Would you retype the listing word for word, skipping its pictures?

*** Opening Supplied data ***

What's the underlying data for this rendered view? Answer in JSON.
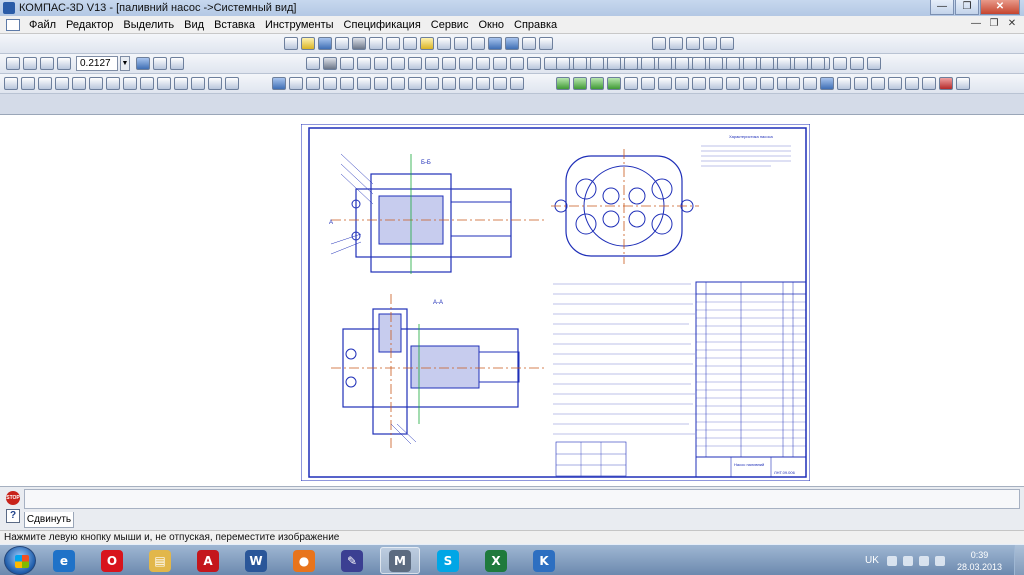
{
  "window": {
    "title": "КОМПАС-3D V13 - [паливний насос ->Системный вид]",
    "min_label": "—",
    "max_label": "❐",
    "close_label": "✕"
  },
  "menu": {
    "items": [
      "Файл",
      "Редактор",
      "Выделить",
      "Вид",
      "Вставка",
      "Инструменты",
      "Спецификация",
      "Сервис",
      "Окно",
      "Справка"
    ],
    "doc_min": "—",
    "doc_max": "❐",
    "doc_close": "✕"
  },
  "toolbar": {
    "zoom_value": "0.2127",
    "dropdown_glyph": "▼"
  },
  "drawing": {
    "section_bb": "Б-Б",
    "section_aa": "А-А",
    "view_label_a": "А",
    "title_block_name": "Насос паливний",
    "title_block_code": "ЛНТ.09.006",
    "characteristics_title": "Характеристика насоса"
  },
  "command_panel": {
    "stop_label": "STOP",
    "help_label": "?",
    "tab_label": "Сдвинуть"
  },
  "status": {
    "hint": "Нажмите левую кнопку мыши и, не отпуская, переместите изображение"
  },
  "taskbar": {
    "apps": [
      {
        "name": "ie",
        "glyph": "e",
        "color": "#1f72c8"
      },
      {
        "name": "opera",
        "glyph": "O",
        "color": "#d8141c"
      },
      {
        "name": "explorer",
        "glyph": "▤",
        "color": "#e2b74a"
      },
      {
        "name": "acrobat",
        "glyph": "A",
        "color": "#c4161c"
      },
      {
        "name": "word",
        "glyph": "W",
        "color": "#2a5699"
      },
      {
        "name": "firefox",
        "glyph": "●",
        "color": "#e8741c"
      },
      {
        "name": "kompas-pen",
        "glyph": "✎",
        "color": "#3b3f92"
      },
      {
        "name": "kompas",
        "glyph": "M",
        "color": "#5c6b80"
      },
      {
        "name": "skype",
        "glyph": "S",
        "color": "#00a6e6"
      },
      {
        "name": "excel",
        "glyph": "X",
        "color": "#1f7a3c"
      },
      {
        "name": "kompas-viewer",
        "glyph": "K",
        "color": "#2d6fc1"
      }
    ],
    "lang": "UK",
    "time": "0:39",
    "date": "28.03.2013"
  }
}
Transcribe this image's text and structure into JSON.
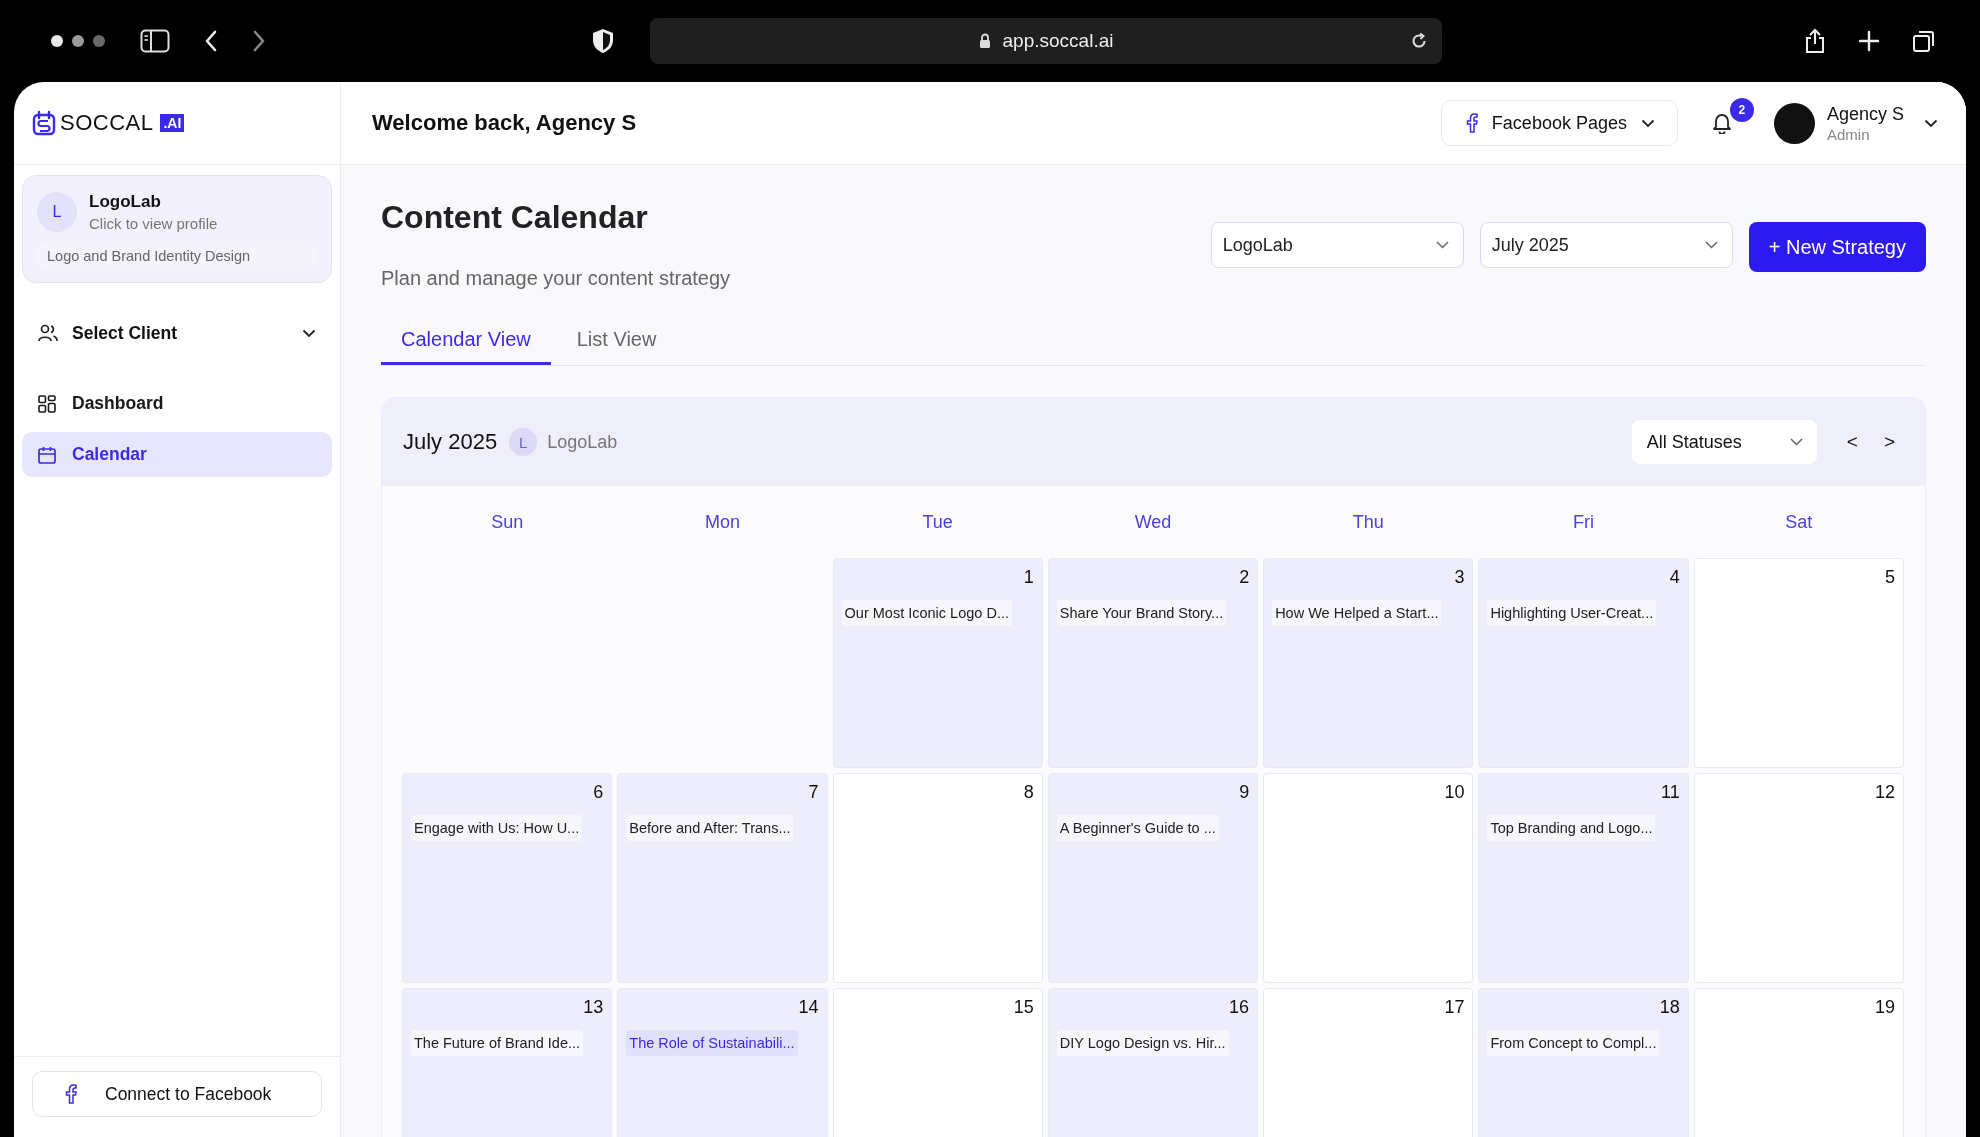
{
  "browser": {
    "url": "app.soccal.ai"
  },
  "sidebar": {
    "logo": {
      "text": "SOCCAL",
      "badge": ".AI"
    },
    "profile": {
      "initial": "L",
      "name": "LogoLab",
      "link": "Click to view profile",
      "description": "Logo and Brand Identity Design"
    },
    "client_select": {
      "label": "Select Client",
      "expanded": false
    },
    "items": [
      {
        "label": "Dashboard",
        "kind": "dashboard",
        "selected": false
      },
      {
        "label": "Calendar",
        "kind": "calendar",
        "selected": true
      }
    ],
    "connect_button": "Connect to Facebook"
  },
  "header": {
    "greeting": "Welcome back, Agency S",
    "pages_button": "Facebook Pages",
    "notification_count": "2",
    "user": {
      "name": "Agency S",
      "role": "Admin"
    }
  },
  "page": {
    "title": "Content Calendar",
    "subtitle": "Plan and manage your content strategy",
    "client_select": "LogoLab",
    "month_select": "July 2025",
    "new_button": "+ New Strategy"
  },
  "tabs": [
    {
      "label": "Calendar View",
      "selected": true
    },
    {
      "label": "List View",
      "selected": false
    }
  ],
  "calendar": {
    "month": "July 2025",
    "client_initial": "L",
    "client": "LogoLab",
    "status_filter": "All Statuses",
    "prev": "<",
    "next": ">",
    "weekdays": [
      "Sun",
      "Mon",
      "Tue",
      "Wed",
      "Thu",
      "Fri",
      "Sat"
    ],
    "weeks": [
      [
        {
          "kind": "blank"
        },
        {
          "kind": "blank"
        },
        {
          "kind": "day",
          "day": "1",
          "posts": [
            {
              "title": "Our Most Iconic Logo D...",
              "selected": false
            }
          ]
        },
        {
          "kind": "day",
          "day": "2",
          "posts": [
            {
              "title": "Share Your Brand Story...",
              "selected": false
            }
          ]
        },
        {
          "kind": "day",
          "day": "3",
          "posts": [
            {
              "title": "How We Helped a Start...",
              "selected": false
            }
          ]
        },
        {
          "kind": "day",
          "day": "4",
          "posts": [
            {
              "title": "Highlighting User-Creat...",
              "selected": false
            }
          ]
        },
        {
          "kind": "day",
          "day": "5"
        }
      ],
      [
        {
          "kind": "day",
          "day": "6",
          "posts": [
            {
              "title": "Engage with Us: How U...",
              "selected": false
            }
          ]
        },
        {
          "kind": "day",
          "day": "7",
          "posts": [
            {
              "title": "Before and After: Trans...",
              "selected": false
            }
          ]
        },
        {
          "kind": "day",
          "day": "8"
        },
        {
          "kind": "day",
          "day": "9",
          "posts": [
            {
              "title": "A Beginner's Guide to ...",
              "selected": false
            }
          ]
        },
        {
          "kind": "day",
          "day": "10"
        },
        {
          "kind": "day",
          "day": "11",
          "posts": [
            {
              "title": "Top Branding and Logo...",
              "selected": false
            }
          ]
        },
        {
          "kind": "day",
          "day": "12"
        }
      ],
      [
        {
          "kind": "day",
          "day": "13",
          "posts": [
            {
              "title": "The Future of Brand Ide...",
              "selected": false
            }
          ]
        },
        {
          "kind": "day",
          "day": "14",
          "posts": [
            {
              "title": "The Role of Sustainabili...",
              "selected": true
            }
          ]
        },
        {
          "kind": "day",
          "day": "15"
        },
        {
          "kind": "day",
          "day": "16",
          "posts": [
            {
              "title": "DIY Logo Design vs. Hir...",
              "selected": false
            }
          ]
        },
        {
          "kind": "day",
          "day": "17"
        },
        {
          "kind": "day",
          "day": "18",
          "posts": [
            {
              "title": "From Concept to Compl...",
              "selected": false
            }
          ]
        },
        {
          "kind": "day",
          "day": "19"
        }
      ]
    ]
  }
}
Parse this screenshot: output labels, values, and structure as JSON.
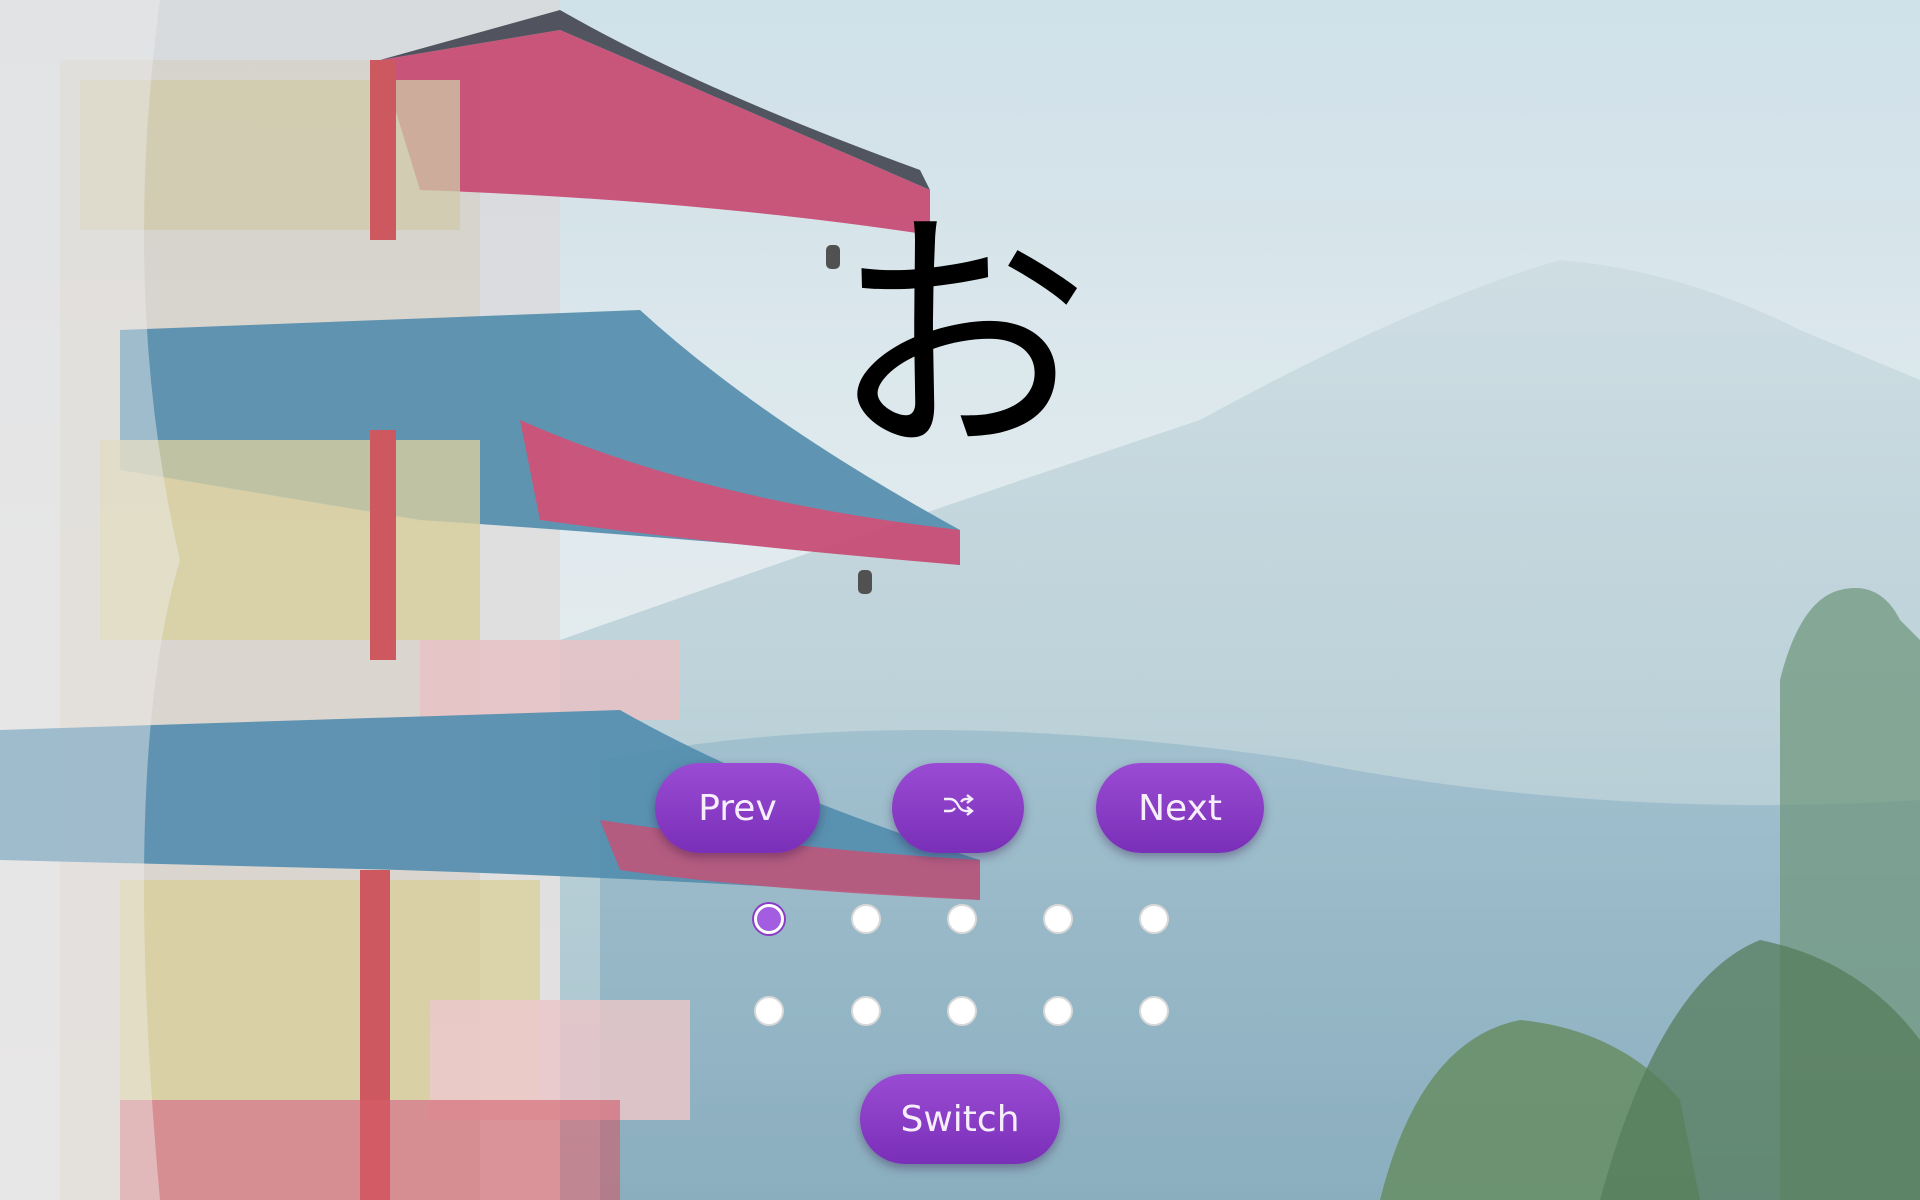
{
  "card": {
    "character": "お"
  },
  "controls": {
    "prev_label": "Prev",
    "shuffle_icon": "shuffle-icon",
    "next_label": "Next",
    "switch_label": "Switch"
  },
  "pagination": {
    "total": 10,
    "active_index": 0
  },
  "colors": {
    "button_purple": "#8a3cc7",
    "button_text": "#f7eefc",
    "active_dot": "#a35de0",
    "inactive_dot": "#ffffff"
  },
  "background": {
    "description_icon": "watercolor-pagoda-mountain-scene"
  }
}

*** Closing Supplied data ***

• Written reply:
What's the underlying data for this rendered view? Answer in JSON.
{
  "window": {
    "title": "КОМПАС-3D V13 - [паливний насос ->Системный вид]",
    "min_label": "—",
    "max_label": "❐",
    "close_label": "✕"
  },
  "menu": {
    "items": [
      "Файл",
      "Редактор",
      "Выделить",
      "Вид",
      "Вставка",
      "Инструменты",
      "Спецификация",
      "Сервис",
      "Окно",
      "Справка"
    ],
    "doc_min": "—",
    "doc_max": "❐",
    "doc_close": "✕"
  },
  "toolbar": {
    "zoom_value": "0.2127",
    "dropdown_glyph": "▼"
  },
  "drawing": {
    "section_bb": "Б-Б",
    "section_aa": "А-А",
    "view_label_a": "А",
    "title_block_name": "Насос паливний",
    "title_block_code": "ЛНТ.09.006",
    "characteristics_title": "Характеристика насоса"
  },
  "command_panel": {
    "stop_label": "STOP",
    "help_label": "?",
    "tab_label": "Сдвинуть"
  },
  "status": {
    "hint": "Нажмите левую кнопку мыши и, не отпуская, переместите изображение"
  },
  "taskbar": {
    "apps": [
      {
        "name": "ie",
        "glyph": "e",
        "color": "#1f72c8"
      },
      {
        "name": "opera",
        "glyph": "O",
        "color": "#d8141c"
      },
      {
        "name": "explorer",
        "glyph": "▤",
        "color": "#e2b74a"
      },
      {
        "name": "acrobat",
        "glyph": "A",
        "color": "#c4161c"
      },
      {
        "name": "word",
        "glyph": "W",
        "color": "#2a5699"
      },
      {
        "name": "firefox",
        "glyph": "●",
        "color": "#e8741c"
      },
      {
        "name": "kompas-pen",
        "glyph": "✎",
        "color": "#3b3f92"
      },
      {
        "name": "kompas",
        "glyph": "M",
        "color": "#5c6b80"
      },
      {
        "name": "skype",
        "glyph": "S",
        "color": "#00a6e6"
      },
      {
        "name": "excel",
        "glyph": "X",
        "color": "#1f7a3c"
      },
      {
        "name": "kompas-viewer",
        "glyph": "K",
        "color": "#2d6fc1"
      }
    ],
    "lang": "UK",
    "time": "0:39",
    "date": "28.03.2013"
  }
}
Transcribe this image's text and structure into JSON.
{
  "browser": {
    "url": "app.soccal.ai"
  },
  "sidebar": {
    "logo": {
      "text": "SOCCAL",
      "badge": ".AI"
    },
    "profile": {
      "initial": "L",
      "name": "LogoLab",
      "link": "Click to view profile",
      "description": "Logo and Brand Identity Design"
    },
    "client_select": {
      "label": "Select Client",
      "expanded": false
    },
    "items": [
      {
        "label": "Dashboard",
        "kind": "dashboard",
        "selected": false
      },
      {
        "label": "Calendar",
        "kind": "calendar",
        "selected": true
      }
    ],
    "connect_button": "Connect to Facebook"
  },
  "header": {
    "greeting": "Welcome back, Agency S",
    "pages_button": "Facebook Pages",
    "notification_count": "2",
    "user": {
      "name": "Agency S",
      "role": "Admin"
    }
  },
  "page": {
    "title": "Content Calendar",
    "subtitle": "Plan and manage your content strategy",
    "client_select": "LogoLab",
    "month_select": "July 2025",
    "new_button": "+ New Strategy"
  },
  "tabs": [
    {
      "label": "Calendar View",
      "selected": true
    },
    {
      "label": "List View",
      "selected": false
    }
  ],
  "calendar": {
    "month": "July 2025",
    "client_initial": "L",
    "client": "LogoLab",
    "status_filter": "All Statuses",
    "prev": "<",
    "next": ">",
    "weekdays": [
      "Sun",
      "Mon",
      "Tue",
      "Wed",
      "Thu",
      "Fri",
      "Sat"
    ],
    "weeks": [
      [
        {
          "kind": "blank"
        },
        {
          "kind": "blank"
        },
        {
          "kind": "day",
          "day": "1",
          "posts": [
            {
              "title": "Our Most Iconic Logo D...",
              "selected": false
            }
          ]
        },
        {
          "kind": "day",
          "day": "2",
          "posts": [
            {
              "title": "Share Your Brand Story...",
              "selected": false
            }
          ]
        },
        {
          "kind": "day",
          "day": "3",
          "posts": [
            {
              "title": "How We Helped a Start...",
              "selected": false
            }
          ]
        },
        {
          "kind": "day",
          "day": "4",
          "posts": [
            {
              "title": "Highlighting User-Creat...",
              "selected": false
            }
          ]
        },
        {
          "kind": "day",
          "day": "5"
        }
      ],
      [
        {
          "kind": "day",
          "day": "6",
          "posts": [
            {
              "title": "Engage with Us: How U...",
              "selected": false
            }
          ]
        },
        {
          "kind": "day",
          "day": "7",
          "posts": [
            {
              "title": "Before and After: Trans...",
              "selected": false
            }
          ]
        },
        {
          "kind": "day",
          "day": "8"
        },
        {
          "kind": "day",
          "day": "9",
          "posts": [
            {
              "title": "A Beginner's Guide to ...",
              "selected": false
            }
          ]
        },
        {
          "kind": "day",
          "day": "10"
        },
        {
          "kind": "day",
          "day": "11",
          "posts": [
            {
              "title": "Top Branding and Logo...",
              "selected": false
            }
          ]
        },
        {
          "kind": "day",
          "day": "12"
        }
      ],
      [
        {
          "kind": "day",
          "day": "13",
          "posts": [
            {
              "title": "The Future of Brand Ide...",
              "selected": false
            }
          ]
        },
        {
          "kind": "day",
          "day": "14",
          "posts": [
            {
              "title": "The Role of Sustainabili...",
              "selected": true
            }
          ]
        },
        {
          "kind": "day",
          "day": "15"
        },
        {
          "kind": "day",
          "day": "16",
          "posts": [
            {
              "title": "DIY Logo Design vs. Hir...",
              "selected": false
            }
          ]
        },
        {
          "kind": "day",
          "day": "17"
        },
        {
          "kind": "day",
          "day": "18",
          "posts": [
            {
              "title": "From Concept to Compl...",
              "selected": false
            }
          ]
        },
        {
          "kind": "day",
          "day": "19"
        }
      ]
    ]
  }
}
Parse this screenshot: output labels, values, and structure as JSON.
{
  "card": {
    "character": "お"
  },
  "controls": {
    "prev_label": "Prev",
    "shuffle_icon": "shuffle-icon",
    "next_label": "Next",
    "switch_label": "Switch"
  },
  "pagination": {
    "total": 10,
    "active_index": 0
  },
  "colors": {
    "button_purple": "#8a3cc7",
    "button_text": "#f7eefc",
    "active_dot": "#a35de0",
    "inactive_dot": "#ffffff"
  },
  "background": {
    "description_icon": "watercolor-pagoda-mountain-scene"
  }
}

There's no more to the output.